Page and application data records
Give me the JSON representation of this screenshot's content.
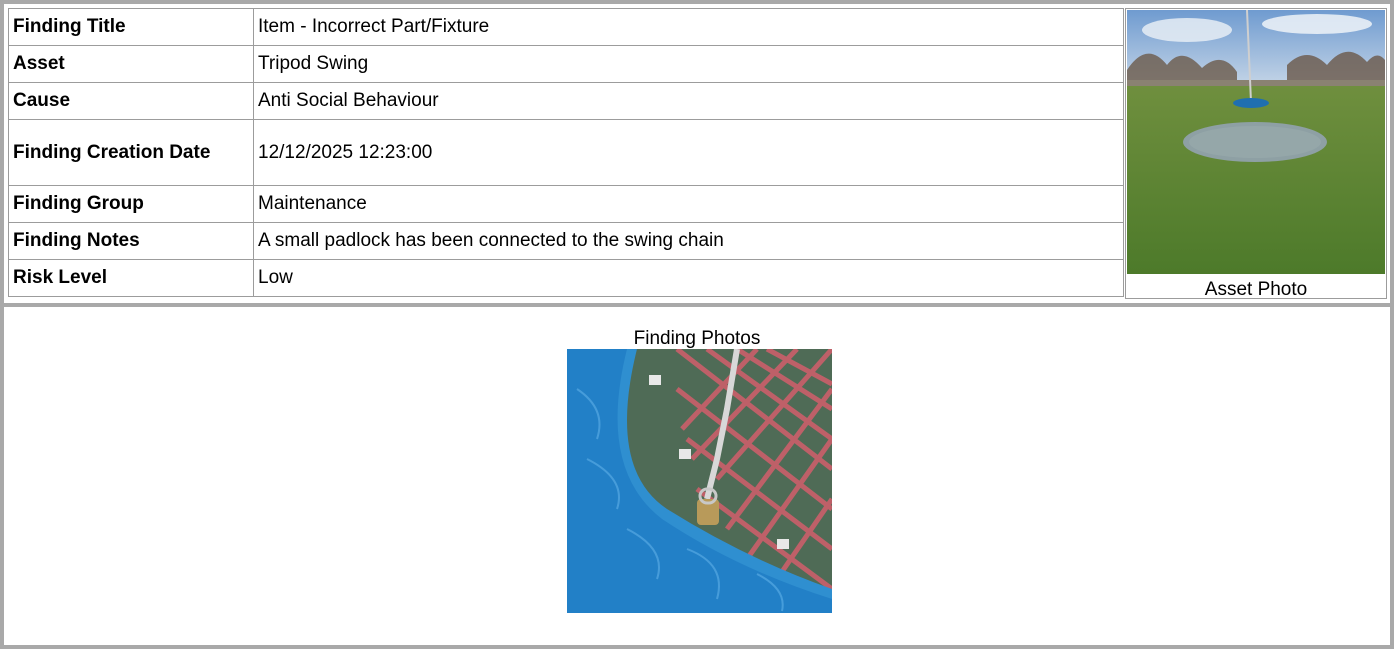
{
  "details": [
    {
      "label": "Finding Title",
      "value": "Item - Incorrect Part/Fixture"
    },
    {
      "label": "Asset",
      "value": "Tripod Swing"
    },
    {
      "label": "Cause",
      "value": "Anti Social Behaviour"
    },
    {
      "label": "Finding Creation Date",
      "value": "12/12/2025 12:23:00"
    },
    {
      "label": "Finding Group",
      "value": "Maintenance"
    },
    {
      "label": "Finding Notes",
      "value": "A small padlock has been connected to the swing chain"
    },
    {
      "label": "Risk Level",
      "value": "Low"
    }
  ],
  "asset_photo": {
    "caption": "Asset Photo"
  },
  "findings": {
    "title": "Finding Photos"
  },
  "colors": {
    "border": "#a9a9a9",
    "cell_border": "#9c9c9c"
  }
}
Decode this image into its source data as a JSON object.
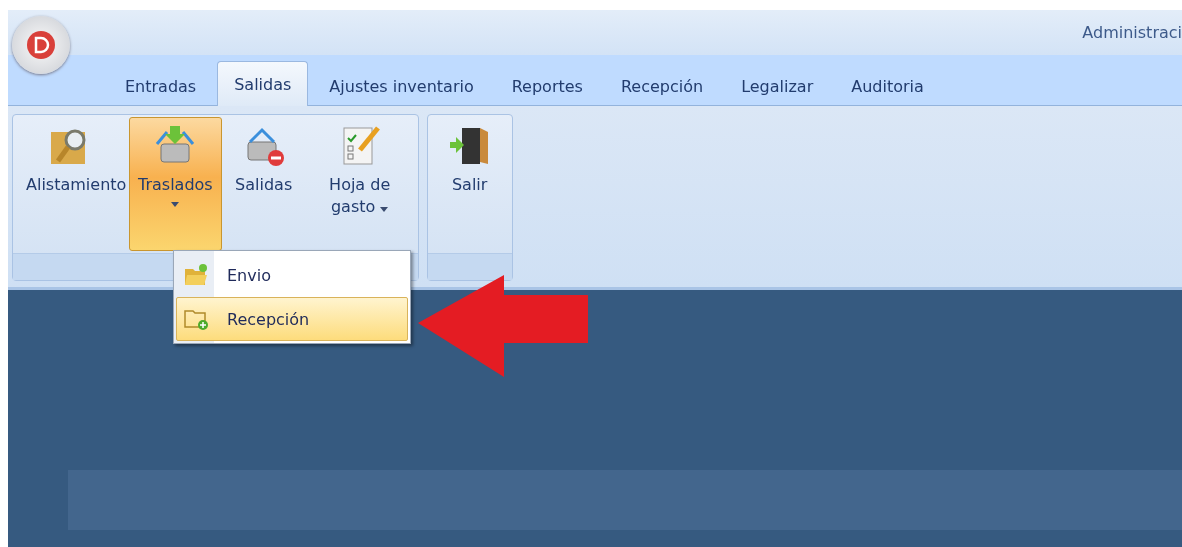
{
  "window": {
    "title": "Administraci"
  },
  "tabs": [
    {
      "label": "Entradas",
      "selected": false
    },
    {
      "label": "Salidas",
      "selected": true
    },
    {
      "label": "Ajustes inventario",
      "selected": false
    },
    {
      "label": "Reportes",
      "selected": false
    },
    {
      "label": "Recepción",
      "selected": false
    },
    {
      "label": "Legalizar",
      "selected": false
    },
    {
      "label": "Auditoria",
      "selected": false
    }
  ],
  "ribbon_groups": [
    {
      "buttons": [
        {
          "label": "Alistamiento",
          "kind": "search-box",
          "pressed": false,
          "has_menu": false
        },
        {
          "label": "Traslados",
          "kind": "basket-in",
          "pressed": true,
          "has_menu": true
        },
        {
          "label": "Salidas",
          "kind": "basket-remove",
          "pressed": false,
          "has_menu": false
        },
        {
          "label": "Hoja de gasto",
          "kind": "checklist",
          "pressed": false,
          "has_menu": true
        }
      ]
    },
    {
      "buttons": [
        {
          "label": "Salir",
          "kind": "door",
          "pressed": false,
          "has_menu": false
        }
      ]
    }
  ],
  "menu": {
    "items": [
      {
        "label": "Envio",
        "kind": "folder-open",
        "selected": false
      },
      {
        "label": "Recepción",
        "kind": "folder-add",
        "selected": true
      }
    ]
  }
}
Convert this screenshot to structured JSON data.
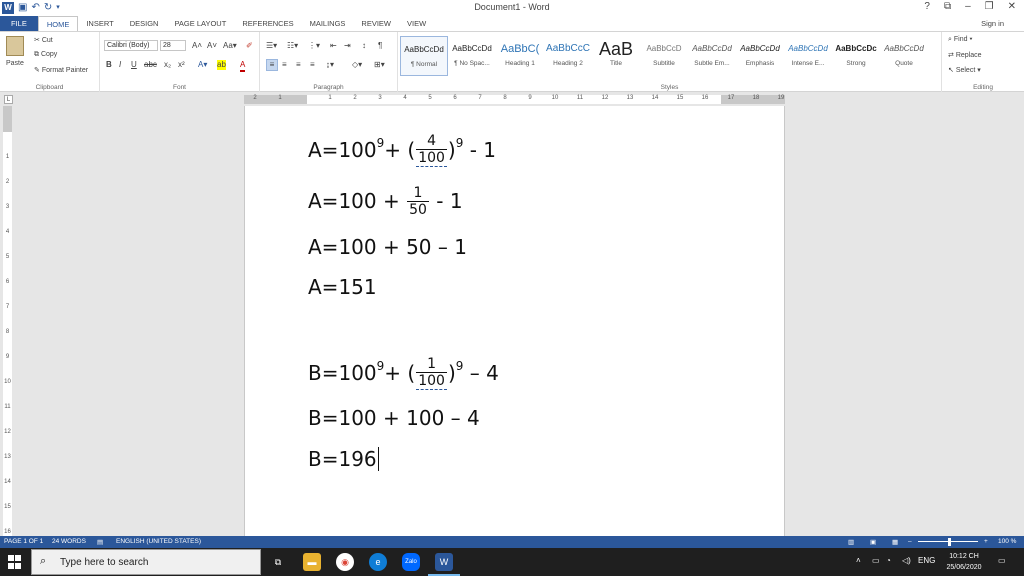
{
  "titlebar": {
    "title": "Document1 - Word",
    "undo_icon": "undo-icon",
    "redo_icon": "redo-icon",
    "controls": [
      "?",
      "⧉",
      "–",
      "❐",
      "✕"
    ]
  },
  "tabs": [
    {
      "label": "FILE"
    },
    {
      "label": "HOME"
    },
    {
      "label": "INSERT"
    },
    {
      "label": "DESIGN"
    },
    {
      "label": "PAGE LAYOUT"
    },
    {
      "label": "REFERENCES"
    },
    {
      "label": "MAILINGS"
    },
    {
      "label": "REVIEW"
    },
    {
      "label": "VIEW"
    }
  ],
  "signin": "Sign in",
  "clipboard": {
    "paste": "Paste",
    "cut": "Cut",
    "copy": "Copy",
    "format_painter": "Format Painter",
    "label": "Clipboard"
  },
  "font": {
    "name": "Calibri (Body)",
    "size": "28",
    "label": "Font"
  },
  "paragraph": {
    "label": "Paragraph"
  },
  "styles": {
    "label": "Styles",
    "items": [
      {
        "sample": "AaBbCcDd",
        "name": "¶ Normal"
      },
      {
        "sample": "AaBbCcDd",
        "name": "¶ No Spac..."
      },
      {
        "sample": "AaBbC(",
        "name": "Heading 1"
      },
      {
        "sample": "AaBbCcC",
        "name": "Heading 2"
      },
      {
        "sample": "AaB",
        "name": "Title"
      },
      {
        "sample": "AaBbCcD",
        "name": "Subtitle"
      },
      {
        "sample": "AaBbCcDd",
        "name": "Subtle Em..."
      },
      {
        "sample": "AaBbCcDd",
        "name": "Emphasis"
      },
      {
        "sample": "AaBbCcDd",
        "name": "Intense E..."
      },
      {
        "sample": "AaBbCcDc",
        "name": "Strong"
      },
      {
        "sample": "AaBbCcDd",
        "name": "Quote"
      }
    ]
  },
  "editing": {
    "find": "Find",
    "replace": "Replace",
    "select": "Select",
    "label": "Editing"
  },
  "ruler": {
    "h_numbers": [
      "2",
      "1",
      "1",
      "2",
      "3",
      "4",
      "5",
      "6",
      "7",
      "8",
      "9",
      "10",
      "11",
      "12",
      "13",
      "14",
      "15",
      "16",
      "17",
      "18",
      "19"
    ],
    "v_numbers": [
      "1",
      "2",
      "3",
      "4",
      "5",
      "6",
      "7",
      "8",
      "9",
      "10",
      "11",
      "12",
      "13",
      "14",
      "15",
      "16"
    ],
    "corner": "L"
  },
  "document": {
    "lines": [
      {
        "prefix": "A=100",
        "sup": "9",
        "plus": " + (",
        "num": "4",
        "den": "100",
        "close": ")",
        "sup2": "9",
        "tail": "- 1"
      },
      {
        "prefix": "A=100 + ",
        "num": "1",
        "den": "50",
        "tail": "- 1"
      },
      {
        "text": "A=100 + 50 – 1"
      },
      {
        "text": "A=151"
      },
      {
        "prefix": "B=100",
        "sup": "9",
        "plus": " + (",
        "num": "1",
        "den": "100",
        "close": ")",
        "sup2": "9",
        "tail": "– 4"
      },
      {
        "text": "B=100 + 100 – 4"
      },
      {
        "text": "B=196"
      }
    ]
  },
  "status": {
    "page": "PAGE 1 OF 1",
    "words": "24 WORDS",
    "language": "ENGLISH (UNITED STATES)",
    "zoom": "100 %"
  },
  "taskbar": {
    "search_placeholder": "Type here to search",
    "zalo": "Zalo",
    "word": "W",
    "lang": "ENG",
    "time": "10:12 CH",
    "date": "25/06/2020"
  },
  "colors": {
    "word_blue": "#2b579a",
    "taskbar": "#1f1f1f"
  }
}
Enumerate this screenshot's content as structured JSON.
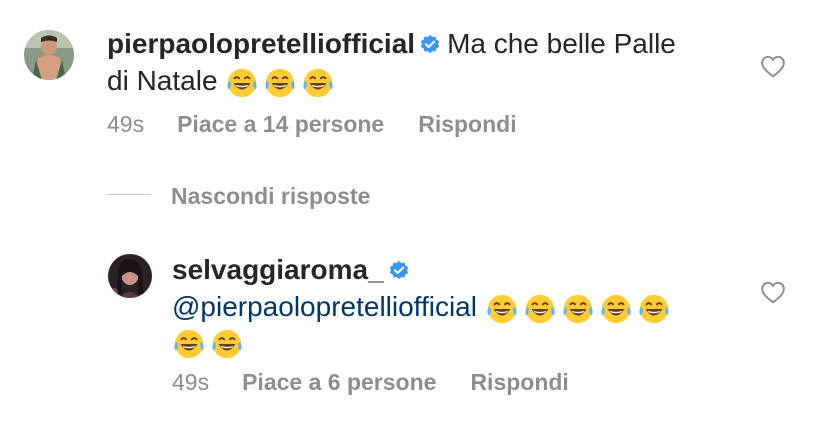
{
  "comment": {
    "username": "pierpaolopretelliofficial",
    "text_line1": "Ma che belle Palle",
    "text_line2": "di Natale",
    "emoji_count": 3,
    "time": "49s",
    "likes_label": "Piace a 14 persone",
    "reply_label": "Rispondi"
  },
  "hide_replies_label": "Nascondi risposte",
  "reply": {
    "username": "selvaggiaroma_",
    "mention": "@pierpaolopretelliofficial",
    "emoji_line1_count": 5,
    "emoji_line2_count": 2,
    "time": "49s",
    "likes_label": "Piace a 6 persone",
    "reply_label": "Rispondi"
  },
  "colors": {
    "text": "#262626",
    "secondary": "#8e8e8e",
    "mention": "#00376b",
    "verified": "#3897f0"
  },
  "icons": [
    "verified-badge-icon",
    "heart-icon",
    "laughing-emoji-icon"
  ]
}
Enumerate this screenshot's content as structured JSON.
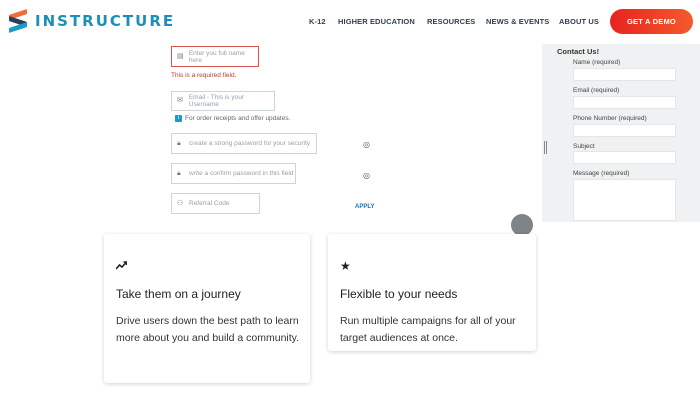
{
  "header": {
    "logo_text": "INSTRUCTURE",
    "nav": [
      "K-12",
      "HIGHER EDUCATION",
      "RESOURCES",
      "NEWS & EVENTS",
      "ABOUT US"
    ],
    "cta_label": "GET A DEMO"
  },
  "form": {
    "name_placeholder": "Enter you full name here",
    "name_error": "This is a required field.",
    "email_placeholder": "Email - This is your Username",
    "email_hint": "For order receipts and offer updates.",
    "password_placeholder": "create a strong password for your security",
    "confirm_placeholder": "write a confirm password in this field",
    "referral_placeholder": "Referral Code",
    "apply_label": "APPLY"
  },
  "contact": {
    "title": "Contact Us!",
    "fields": [
      "Name (required)",
      "Email (required)",
      "Phone Number (required)",
      "Subject",
      "Message (required)"
    ]
  },
  "cards": [
    {
      "icon": "trending-up-icon",
      "title": "Take them on a journey",
      "body": "Drive users down the best path to learn more about you and build a community."
    },
    {
      "icon": "star-icon",
      "title": "Flexible to your needs",
      "body": "Run multiple campaigns for all of your target audiences at once."
    }
  ],
  "colors": {
    "brand": "#1b8fb8",
    "navy": "#2b3f5c",
    "cta_start": "#e8231f",
    "cta_end": "#f45a2c",
    "error": "#d9534f"
  }
}
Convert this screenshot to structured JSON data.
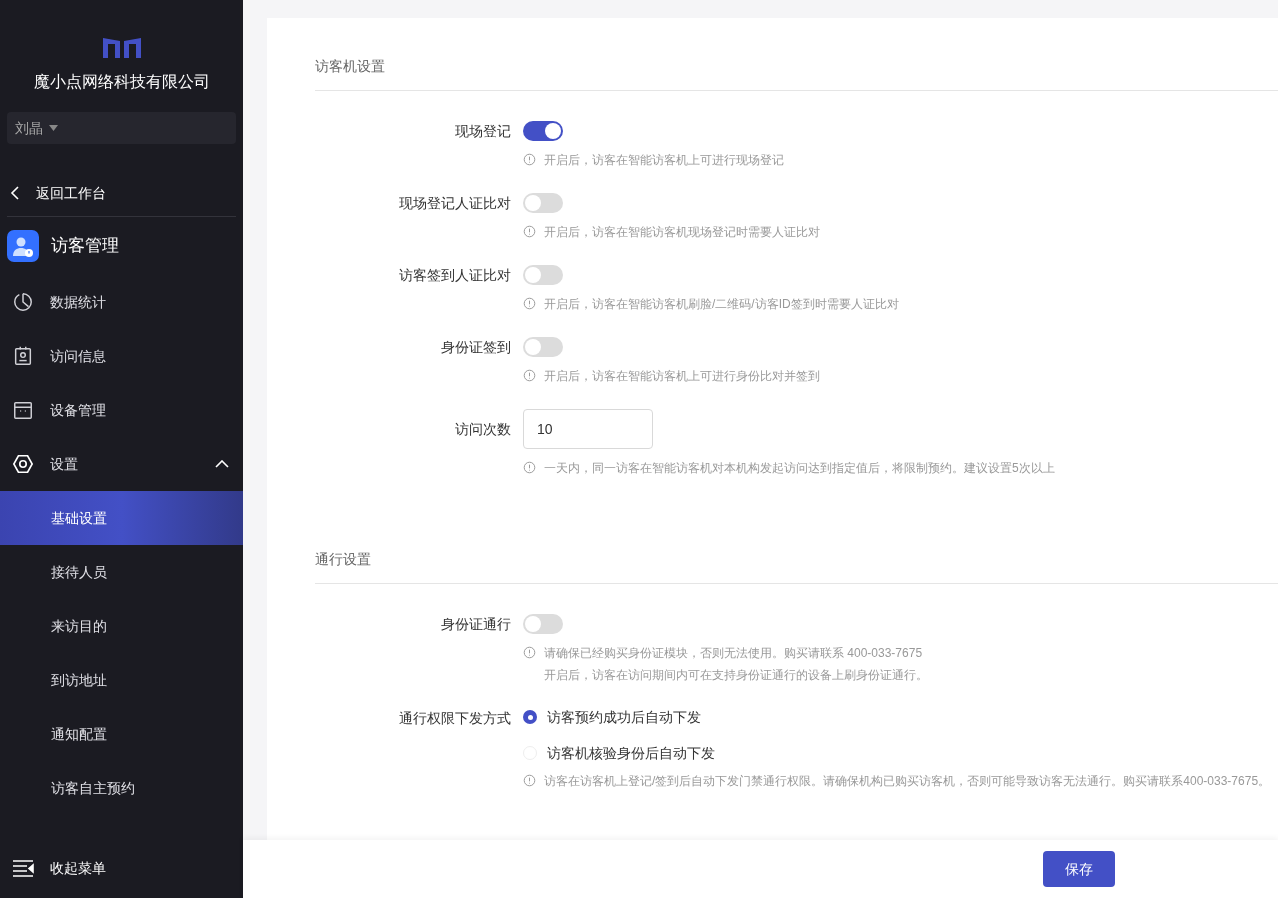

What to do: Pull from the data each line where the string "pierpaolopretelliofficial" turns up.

Solution below:
    "username": "pierpaolopretelliofficial",
    "mention": "@pierpaolopretelliofficial",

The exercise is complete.